Although the records contain pictures, only their text should be set down, exactly as written.
──────── DATA TO USE ────────
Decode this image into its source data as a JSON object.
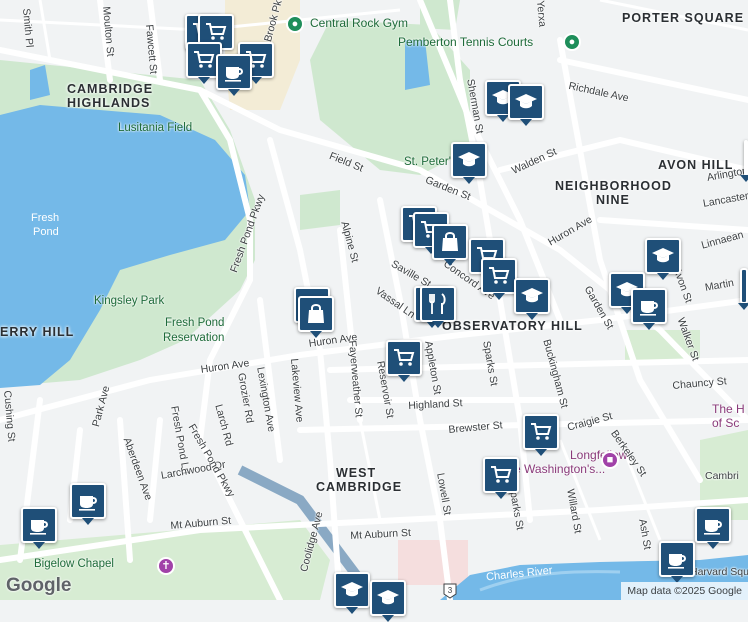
{
  "map": {
    "neighborhoods": [
      "PORTER SQUARE",
      "CAMBRIDGE",
      "HIGHLANDS",
      "AVON HILL",
      "NEIGHBORHOOD",
      "NINE",
      "OBSERVATORY HILL",
      "WEST",
      "CAMBRIDGE",
      "ERRY HILL"
    ],
    "parks": [
      "Lusitania Field",
      "Kingsley Park",
      "Fresh Pond",
      "Reservation",
      "St. Peter's Field",
      "Bigelow Chapel"
    ],
    "water": [
      "Fresh",
      "Pond",
      "Charles River"
    ],
    "pois": [
      "Central Rock Gym",
      "Pemberton Tennis Courts",
      "Longfellow",
      "House Washington's...",
      "The H",
      "of Sc"
    ],
    "streets": [
      "Smith Pl",
      "Moulton St",
      "Fawcett St",
      "Brook Pkwy",
      "Yerxa",
      "Sherman St",
      "Richdale Ave",
      "Field St",
      "Garden St",
      "Walden St",
      "Arlington",
      "Lancaster",
      "Linnaean",
      "Huron Ave",
      "Concord Ave",
      "Saville St",
      "Vassal Ln",
      "Alpine St",
      "Fresh Pond Pkwy",
      "Martin",
      "Avon St",
      "Walker St",
      "Garden St",
      "Chauncy St",
      "Huron Ave",
      "Huron Ave",
      "Fayerweather St",
      "Lakeview Ave",
      "Lexington Ave",
      "Grozier Rd",
      "Larch Rd",
      "Fresh Pond Ln",
      "Park Ave",
      "Aberdeen Ave",
      "Cushing St",
      "Larchwood Dr",
      "Reservoir St",
      "Appleton St",
      "Sparks St",
      "Buckingham St",
      "Highland St",
      "Brewster St",
      "Craigie St",
      "Berkeley St",
      "Lowell St",
      "Sparks St",
      "Willard St",
      "Ash St",
      "Mt Auburn St",
      "Mt Auburn St",
      "Coolidge Ave",
      "Fresh Pond Pkwy",
      "Cambri",
      "Harvard Square"
    ],
    "marker_icons": [
      "shopping-cart-icon",
      "coffee-cup-icon",
      "graduation-cap-icon",
      "shopping-bag-icon",
      "fork-knife-icon"
    ],
    "route_shield": "3",
    "google_logo": "Google",
    "attribution": "Map data ©2025 Google"
  }
}
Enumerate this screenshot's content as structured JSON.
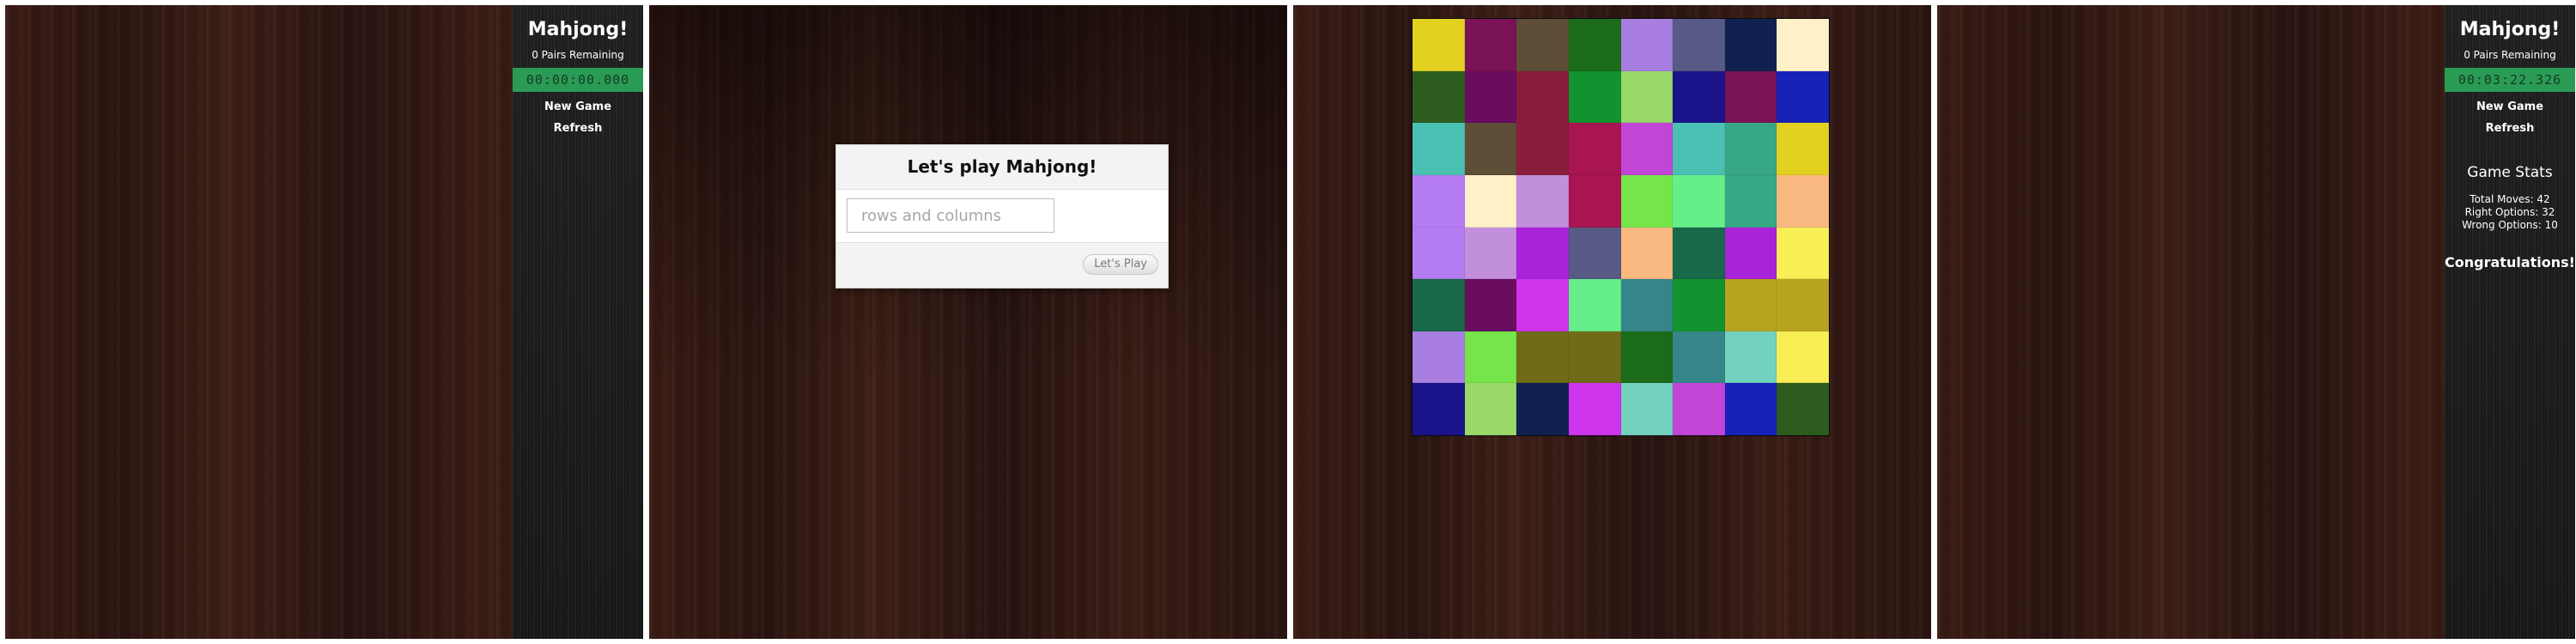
{
  "panel1": {
    "sidebar": {
      "title": "Mahjong!",
      "pairs_remaining": "0 Pairs Remaining",
      "timer": "00:00:00.000",
      "new_game": "New Game",
      "refresh": "Refresh"
    }
  },
  "panel2": {
    "dialog": {
      "title": "Let's play Mahjong!",
      "input_placeholder": "rows and columns",
      "input_value": "",
      "button_label": "Let's Play"
    }
  },
  "panel3": {
    "board": {
      "tiles": [
        [
          "#e2d121",
          "#7a1256",
          "#5e4e38",
          "#1b6b1b",
          "#a87ee0",
          "#575a84",
          "#11214f",
          "#fff0c8"
        ],
        [
          "#2d5c1f",
          "#6b0d5f",
          "#8a1d3c",
          "#12932f",
          "#9ad86a",
          "#1b1389",
          "#7a1256",
          "#1821b7"
        ],
        [
          "#4ac1b2",
          "#5e4e38",
          "#8a1d3c",
          "#a81551",
          "#c146d6",
          "#4ac1b2",
          "#38a785",
          "#e2d121"
        ],
        [
          "#b57cf2",
          "#fff0c8",
          "#c28fdd",
          "#a81551",
          "#75e54a",
          "#66ee8b",
          "#38a785",
          "#fbb982"
        ],
        [
          "#b57cf2",
          "#c28fdd",
          "#a924d8",
          "#575a84",
          "#fbb982",
          "#18684a",
          "#a924d8",
          "#f8ee55"
        ],
        [
          "#18684a",
          "#6b0d5f",
          "#cf34ed",
          "#66ee8b",
          "#368689",
          "#12932f",
          "#b8a321",
          "#b8a321"
        ],
        [
          "#a87ee0",
          "#75e54a",
          "#6f6b18",
          "#6f6b18",
          "#1b6b1b",
          "#368689",
          "#73d2bd",
          "#f8ee55"
        ],
        [
          "#1b1389",
          "#9ad86a",
          "#11214f",
          "#cf34ed",
          "#73d2bd",
          "#c146d6",
          "#1821b7",
          "#2d5c1f"
        ]
      ]
    }
  },
  "panel4": {
    "sidebar": {
      "title": "Mahjong!",
      "pairs_remaining": "0 Pairs Remaining",
      "timer": "00:03:22.326",
      "new_game": "New Game",
      "refresh": "Refresh",
      "stats_title": "Game Stats",
      "total_moves": "Total Moves: 42",
      "right_options": "Right Options: 32",
      "wrong_options": "Wrong Options: 10",
      "congrats": "Congratulations!"
    }
  }
}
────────
__RESULT FOR THIS TASK__:
Decode this image into its source data as a JSON object.
{
  "map": {
    "neighborhoods": [
      "PORTER SQUARE",
      "CAMBRIDGE",
      "HIGHLANDS",
      "AVON HILL",
      "NEIGHBORHOOD",
      "NINE",
      "OBSERVATORY HILL",
      "WEST",
      "CAMBRIDGE",
      "ERRY HILL"
    ],
    "parks": [
      "Lusitania Field",
      "Kingsley Park",
      "Fresh Pond",
      "Reservation",
      "St. Peter's Field",
      "Bigelow Chapel"
    ],
    "water": [
      "Fresh",
      "Pond",
      "Charles River"
    ],
    "pois": [
      "Central Rock Gym",
      "Pemberton Tennis Courts",
      "Longfellow",
      "House Washington's...",
      "The H",
      "of Sc"
    ],
    "streets": [
      "Smith Pl",
      "Moulton St",
      "Fawcett St",
      "Brook Pkwy",
      "Yerxa",
      "Sherman St",
      "Richdale Ave",
      "Field St",
      "Garden St",
      "Walden St",
      "Arlington",
      "Lancaster",
      "Linnaean",
      "Huron Ave",
      "Concord Ave",
      "Saville St",
      "Vassal Ln",
      "Alpine St",
      "Fresh Pond Pkwy",
      "Martin",
      "Avon St",
      "Walker St",
      "Garden St",
      "Chauncy St",
      "Huron Ave",
      "Huron Ave",
      "Fayerweather St",
      "Lakeview Ave",
      "Lexington Ave",
      "Grozier Rd",
      "Larch Rd",
      "Fresh Pond Ln",
      "Park Ave",
      "Aberdeen Ave",
      "Cushing St",
      "Larchwood Dr",
      "Reservoir St",
      "Appleton St",
      "Sparks St",
      "Buckingham St",
      "Highland St",
      "Brewster St",
      "Craigie St",
      "Berkeley St",
      "Lowell St",
      "Sparks St",
      "Willard St",
      "Ash St",
      "Mt Auburn St",
      "Mt Auburn St",
      "Coolidge Ave",
      "Fresh Pond Pkwy",
      "Cambri",
      "Harvard Square"
    ],
    "marker_icons": [
      "shopping-cart-icon",
      "coffee-cup-icon",
      "graduation-cap-icon",
      "shopping-bag-icon",
      "fork-knife-icon"
    ],
    "route_shield": "3",
    "google_logo": "Google",
    "attribution": "Map data ©2025 Google"
  }
}
Enumerate this screenshot's content as structured JSON.
{
  "panel1": {
    "sidebar": {
      "title": "Mahjong!",
      "pairs_remaining": "0 Pairs Remaining",
      "timer": "00:00:00.000",
      "new_game": "New Game",
      "refresh": "Refresh"
    }
  },
  "panel2": {
    "dialog": {
      "title": "Let's play Mahjong!",
      "input_placeholder": "rows and columns",
      "input_value": "",
      "button_label": "Let's Play"
    }
  },
  "panel3": {
    "board": {
      "tiles": [
        [
          "#e2d121",
          "#7a1256",
          "#5e4e38",
          "#1b6b1b",
          "#a87ee0",
          "#575a84",
          "#11214f",
          "#fff0c8"
        ],
        [
          "#2d5c1f",
          "#6b0d5f",
          "#8a1d3c",
          "#12932f",
          "#9ad86a",
          "#1b1389",
          "#7a1256",
          "#1821b7"
        ],
        [
          "#4ac1b2",
          "#5e4e38",
          "#8a1d3c",
          "#a81551",
          "#c146d6",
          "#4ac1b2",
          "#38a785",
          "#e2d121"
        ],
        [
          "#b57cf2",
          "#fff0c8",
          "#c28fdd",
          "#a81551",
          "#75e54a",
          "#66ee8b",
          "#38a785",
          "#fbb982"
        ],
        [
          "#b57cf2",
          "#c28fdd",
          "#a924d8",
          "#575a84",
          "#fbb982",
          "#18684a",
          "#a924d8",
          "#f8ee55"
        ],
        [
          "#18684a",
          "#6b0d5f",
          "#cf34ed",
          "#66ee8b",
          "#368689",
          "#12932f",
          "#b8a321",
          "#b8a321"
        ],
        [
          "#a87ee0",
          "#75e54a",
          "#6f6b18",
          "#6f6b18",
          "#1b6b1b",
          "#368689",
          "#73d2bd",
          "#f8ee55"
        ],
        [
          "#1b1389",
          "#9ad86a",
          "#11214f",
          "#cf34ed",
          "#73d2bd",
          "#c146d6",
          "#1821b7",
          "#2d5c1f"
        ]
      ]
    }
  },
  "panel4": {
    "sidebar": {
      "title": "Mahjong!",
      "pairs_remaining": "0 Pairs Remaining",
      "timer": "00:03:22.326",
      "new_game": "New Game",
      "refresh": "Refresh",
      "stats_title": "Game Stats",
      "total_moves": "Total Moves: 42",
      "right_options": "Right Options: 32",
      "wrong_options": "Wrong Options: 10",
      "congrats": "Congratulations!"
    }
  }
}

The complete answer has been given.